3. Protein like energy density is going to be at a premium in late-winter cow diets. It’s a nutrient, which is essential in the diet to meet the gestating cows’ metabolic requirements (including those of the fetus, and to make colostrum). In addition, dietary protein to provide their rumen bugs with adequate nitrogen to maximize forage fermentation and thus increase the digestibility of high fibre forages of the late-gestation cow diet.
The protein requirement of mature cows freed of spring calves in the fall starts off at very modest level of seven to nine per cent in the diet, but steady increases to about 10 to 11 per cent protein or about 20 to 25 per cent by 90 days before calving. This a good time to make sure that the diet, especially those containing straw or other low-protein forages are adequately supplemented with dietary protein. There are many available protein options such as feeding better protein forages, providing a couple of pounds of corn distillers’ grains (28 per cent protein) or setting out protein blocks and tubs.
4. It is a good idea to ensure that all pregnant cows are consuming a consistent three to four ounces of a commercial beef mineral, complimentary balanced to the rest of the gestation diet. University and extension studies have proven that late-gestation cow mineral and requirements increase as much as 25 to 50 per cent compared to the start of the winter.

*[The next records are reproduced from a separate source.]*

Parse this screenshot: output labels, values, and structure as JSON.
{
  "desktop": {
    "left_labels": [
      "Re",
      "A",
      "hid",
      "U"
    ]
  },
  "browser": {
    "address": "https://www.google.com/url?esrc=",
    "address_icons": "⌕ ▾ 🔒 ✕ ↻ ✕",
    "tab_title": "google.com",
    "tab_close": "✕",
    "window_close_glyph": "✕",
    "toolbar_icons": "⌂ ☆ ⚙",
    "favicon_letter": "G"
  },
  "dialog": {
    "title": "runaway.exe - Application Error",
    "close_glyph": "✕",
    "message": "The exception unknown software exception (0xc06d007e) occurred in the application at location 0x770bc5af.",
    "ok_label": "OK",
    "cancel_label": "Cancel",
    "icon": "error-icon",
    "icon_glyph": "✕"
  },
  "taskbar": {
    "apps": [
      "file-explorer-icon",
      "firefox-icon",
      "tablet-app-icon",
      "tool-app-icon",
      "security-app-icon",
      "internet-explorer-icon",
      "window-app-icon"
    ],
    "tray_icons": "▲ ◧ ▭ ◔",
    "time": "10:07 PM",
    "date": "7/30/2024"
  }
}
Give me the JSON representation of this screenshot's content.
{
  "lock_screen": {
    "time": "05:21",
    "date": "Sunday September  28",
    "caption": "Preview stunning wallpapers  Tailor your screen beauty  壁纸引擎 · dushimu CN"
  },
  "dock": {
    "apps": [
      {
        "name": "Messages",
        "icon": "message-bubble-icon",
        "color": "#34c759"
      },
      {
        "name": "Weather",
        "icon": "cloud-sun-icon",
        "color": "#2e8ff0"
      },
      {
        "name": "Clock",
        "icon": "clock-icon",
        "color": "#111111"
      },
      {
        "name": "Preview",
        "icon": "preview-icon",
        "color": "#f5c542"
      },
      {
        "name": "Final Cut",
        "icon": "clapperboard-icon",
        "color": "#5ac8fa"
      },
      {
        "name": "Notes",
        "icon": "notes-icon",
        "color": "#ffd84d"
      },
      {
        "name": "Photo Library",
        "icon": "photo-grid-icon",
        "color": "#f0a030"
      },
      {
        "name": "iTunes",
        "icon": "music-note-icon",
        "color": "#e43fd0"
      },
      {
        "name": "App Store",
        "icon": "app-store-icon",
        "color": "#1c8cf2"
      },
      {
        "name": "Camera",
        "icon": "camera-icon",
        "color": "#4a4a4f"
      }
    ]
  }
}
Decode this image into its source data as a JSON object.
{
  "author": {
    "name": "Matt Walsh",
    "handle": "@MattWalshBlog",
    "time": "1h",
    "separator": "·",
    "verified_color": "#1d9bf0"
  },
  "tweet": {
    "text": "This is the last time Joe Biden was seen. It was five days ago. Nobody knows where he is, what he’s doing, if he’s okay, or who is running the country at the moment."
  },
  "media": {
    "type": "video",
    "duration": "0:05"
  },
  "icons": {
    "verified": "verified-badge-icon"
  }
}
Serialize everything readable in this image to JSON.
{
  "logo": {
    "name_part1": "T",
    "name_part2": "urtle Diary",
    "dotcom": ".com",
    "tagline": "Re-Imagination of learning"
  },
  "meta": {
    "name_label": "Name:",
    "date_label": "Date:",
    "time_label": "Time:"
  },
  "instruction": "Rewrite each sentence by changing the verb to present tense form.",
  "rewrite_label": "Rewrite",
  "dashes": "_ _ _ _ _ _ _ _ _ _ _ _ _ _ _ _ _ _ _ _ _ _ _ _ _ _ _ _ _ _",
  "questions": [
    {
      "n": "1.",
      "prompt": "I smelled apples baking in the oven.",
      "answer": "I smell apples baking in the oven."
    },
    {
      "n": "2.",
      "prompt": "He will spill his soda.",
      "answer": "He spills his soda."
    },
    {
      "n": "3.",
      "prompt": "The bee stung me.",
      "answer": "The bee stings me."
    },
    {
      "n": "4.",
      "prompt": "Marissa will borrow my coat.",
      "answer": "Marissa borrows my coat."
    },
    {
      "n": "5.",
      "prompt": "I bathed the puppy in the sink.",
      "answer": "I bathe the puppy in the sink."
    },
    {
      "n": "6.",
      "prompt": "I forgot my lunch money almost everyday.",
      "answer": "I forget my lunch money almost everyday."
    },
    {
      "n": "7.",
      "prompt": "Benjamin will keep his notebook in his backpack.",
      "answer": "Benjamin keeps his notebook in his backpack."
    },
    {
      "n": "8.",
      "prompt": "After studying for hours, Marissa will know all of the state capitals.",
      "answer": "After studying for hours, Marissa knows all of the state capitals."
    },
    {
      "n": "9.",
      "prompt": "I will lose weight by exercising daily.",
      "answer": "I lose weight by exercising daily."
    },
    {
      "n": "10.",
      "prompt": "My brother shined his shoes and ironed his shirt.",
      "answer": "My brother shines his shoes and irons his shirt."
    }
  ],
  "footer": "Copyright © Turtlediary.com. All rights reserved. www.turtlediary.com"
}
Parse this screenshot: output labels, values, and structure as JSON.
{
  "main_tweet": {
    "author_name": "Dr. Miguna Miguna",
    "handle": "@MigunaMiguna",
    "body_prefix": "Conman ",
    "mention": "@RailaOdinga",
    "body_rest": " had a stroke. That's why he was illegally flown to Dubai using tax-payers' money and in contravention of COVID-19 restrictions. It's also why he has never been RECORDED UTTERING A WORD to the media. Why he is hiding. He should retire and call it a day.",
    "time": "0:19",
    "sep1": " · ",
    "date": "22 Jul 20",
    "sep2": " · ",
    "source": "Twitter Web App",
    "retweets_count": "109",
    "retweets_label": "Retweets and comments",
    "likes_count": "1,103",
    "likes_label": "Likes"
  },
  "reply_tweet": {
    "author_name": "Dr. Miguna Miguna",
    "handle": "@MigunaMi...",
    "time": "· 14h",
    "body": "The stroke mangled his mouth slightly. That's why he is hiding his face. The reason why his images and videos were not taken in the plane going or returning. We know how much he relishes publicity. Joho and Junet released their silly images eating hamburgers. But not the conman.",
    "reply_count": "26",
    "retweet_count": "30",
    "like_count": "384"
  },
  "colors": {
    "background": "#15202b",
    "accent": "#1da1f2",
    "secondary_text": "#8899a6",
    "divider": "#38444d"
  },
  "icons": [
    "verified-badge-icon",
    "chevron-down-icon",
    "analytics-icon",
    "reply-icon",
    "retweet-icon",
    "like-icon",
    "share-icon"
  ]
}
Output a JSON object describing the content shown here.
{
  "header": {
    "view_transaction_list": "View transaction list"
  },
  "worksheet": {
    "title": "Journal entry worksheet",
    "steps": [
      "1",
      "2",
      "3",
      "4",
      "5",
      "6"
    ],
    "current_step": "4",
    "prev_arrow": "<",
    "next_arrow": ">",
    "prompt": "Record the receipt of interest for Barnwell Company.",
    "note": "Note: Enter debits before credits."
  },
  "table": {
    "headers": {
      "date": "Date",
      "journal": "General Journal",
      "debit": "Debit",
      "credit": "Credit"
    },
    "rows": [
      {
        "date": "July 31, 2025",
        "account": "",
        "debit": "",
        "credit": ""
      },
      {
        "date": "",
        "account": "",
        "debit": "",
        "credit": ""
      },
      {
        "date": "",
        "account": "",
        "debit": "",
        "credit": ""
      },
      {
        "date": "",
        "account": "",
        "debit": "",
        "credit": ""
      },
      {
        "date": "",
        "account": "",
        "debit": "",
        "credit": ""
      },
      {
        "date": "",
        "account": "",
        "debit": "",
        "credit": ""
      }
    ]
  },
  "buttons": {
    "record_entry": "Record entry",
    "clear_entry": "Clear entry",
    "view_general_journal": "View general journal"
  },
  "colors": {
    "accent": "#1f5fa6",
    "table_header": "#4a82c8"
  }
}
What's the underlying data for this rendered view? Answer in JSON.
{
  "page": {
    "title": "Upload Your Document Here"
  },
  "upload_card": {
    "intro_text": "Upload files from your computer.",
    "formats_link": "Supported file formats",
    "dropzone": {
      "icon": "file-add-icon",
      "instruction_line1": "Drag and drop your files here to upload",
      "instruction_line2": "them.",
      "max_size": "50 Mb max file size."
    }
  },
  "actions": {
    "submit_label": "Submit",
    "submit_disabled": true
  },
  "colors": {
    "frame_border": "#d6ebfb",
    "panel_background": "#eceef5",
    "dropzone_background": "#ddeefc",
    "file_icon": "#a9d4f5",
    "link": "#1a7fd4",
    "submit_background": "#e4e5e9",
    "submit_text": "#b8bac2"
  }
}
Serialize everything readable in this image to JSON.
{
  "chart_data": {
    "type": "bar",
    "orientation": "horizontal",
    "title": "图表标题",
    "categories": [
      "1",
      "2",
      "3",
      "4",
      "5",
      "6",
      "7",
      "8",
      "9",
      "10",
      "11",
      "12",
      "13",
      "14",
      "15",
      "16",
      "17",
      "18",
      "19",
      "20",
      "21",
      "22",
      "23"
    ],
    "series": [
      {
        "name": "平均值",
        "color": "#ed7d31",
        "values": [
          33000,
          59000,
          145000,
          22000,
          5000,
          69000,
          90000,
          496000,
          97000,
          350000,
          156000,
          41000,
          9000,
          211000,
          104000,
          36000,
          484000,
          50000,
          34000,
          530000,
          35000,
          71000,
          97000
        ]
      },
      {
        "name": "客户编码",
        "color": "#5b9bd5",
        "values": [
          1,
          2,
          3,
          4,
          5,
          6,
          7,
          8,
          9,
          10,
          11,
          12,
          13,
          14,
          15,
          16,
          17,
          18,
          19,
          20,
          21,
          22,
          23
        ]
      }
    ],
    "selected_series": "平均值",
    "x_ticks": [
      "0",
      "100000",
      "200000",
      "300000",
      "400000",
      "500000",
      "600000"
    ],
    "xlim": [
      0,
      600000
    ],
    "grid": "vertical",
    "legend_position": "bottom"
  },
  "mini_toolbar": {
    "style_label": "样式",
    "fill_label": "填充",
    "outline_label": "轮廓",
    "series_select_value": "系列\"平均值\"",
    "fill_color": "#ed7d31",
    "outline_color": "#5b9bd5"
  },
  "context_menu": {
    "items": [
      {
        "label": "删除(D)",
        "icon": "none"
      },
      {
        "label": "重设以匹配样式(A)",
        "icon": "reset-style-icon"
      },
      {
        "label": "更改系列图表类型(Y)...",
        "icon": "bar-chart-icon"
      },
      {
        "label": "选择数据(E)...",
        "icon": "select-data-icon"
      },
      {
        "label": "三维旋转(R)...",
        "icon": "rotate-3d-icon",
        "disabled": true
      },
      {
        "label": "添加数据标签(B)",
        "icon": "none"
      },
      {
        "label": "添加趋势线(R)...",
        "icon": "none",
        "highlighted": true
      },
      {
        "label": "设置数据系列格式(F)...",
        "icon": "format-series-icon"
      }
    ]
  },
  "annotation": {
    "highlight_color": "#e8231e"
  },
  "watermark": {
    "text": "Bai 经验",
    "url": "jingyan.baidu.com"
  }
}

Some beef producers make it a point to improve the mineral program of their cows during the last 60 to 90 days of gestation by switching them onto a premium cattle “breeder mineral.” Such breeder mineral formulas often contain elevated levels of essential trace minerals such as copper, zinc, manganese and selenium. A portion of these latter trace elements are usually provided in an organic or chelated form, which assures better absorption and better retention in pregnant beef cows as well as help improve the essential mineral status of their growing beef fetuses.
5. Make sure a good clean source of water is available at all times. Water is sometimes called, “the forgotten nutrient.” Many of us forget that gestating cattle need about nine to 12 gallons of water on a daily basis to meet this nutrient requirement.
If beef cows do not get enough water, not only do they not meet their physiological requirement for maintaining good body function, they can be placed under dire consequences, depending on the type of overwinter diet consumed. For example, cows that are overwintered on a straw-based diet are susceptible to deadly impaction, if there is not a source of available water located nearby. If snow is the cows’ source of water, make sure enough clean snow is pushed up to meet all the cows’ water requirements. As late-gestation progresses toward calving, the cows’ water requirements will only increase.
The following sample diets are a cost-comparison between a typical early-to mid-gestation diet fed for the first half of the winter and a late-gestation diet fed for the later half or 90 days before calving:
Mid-gestation diet: 18 lbs. barley straw @ $50/mt, 10 lbs. 14 per cent cow screening pellets @ $160/ mt and 3 oz. of commercial 2:1 mineral with salt @ 11c/head/d. = $1.24/head/day.
Late-gestation diet: 10 lbs. barley [email protected]$50/mt, 10 lbs. grass [email protected]$90/mt, 12 lbs. of 14 per cent cow screening [email protected]$160/mt and 3 oz. of a commercial breeder [email protected]/head/d. = $1.64/head/ day.
Despite a significant 33 per cent increase in feed costs, this extra $0.40 spent on each pregnant cow is well spent. It also represents one of many possible feeding scenarios for late-gestation cows.
Peter Vitti is an independent livestock nutritionist and consultant based in Winnipeg. To reach him call 204-254-7497 or by email at [email protected]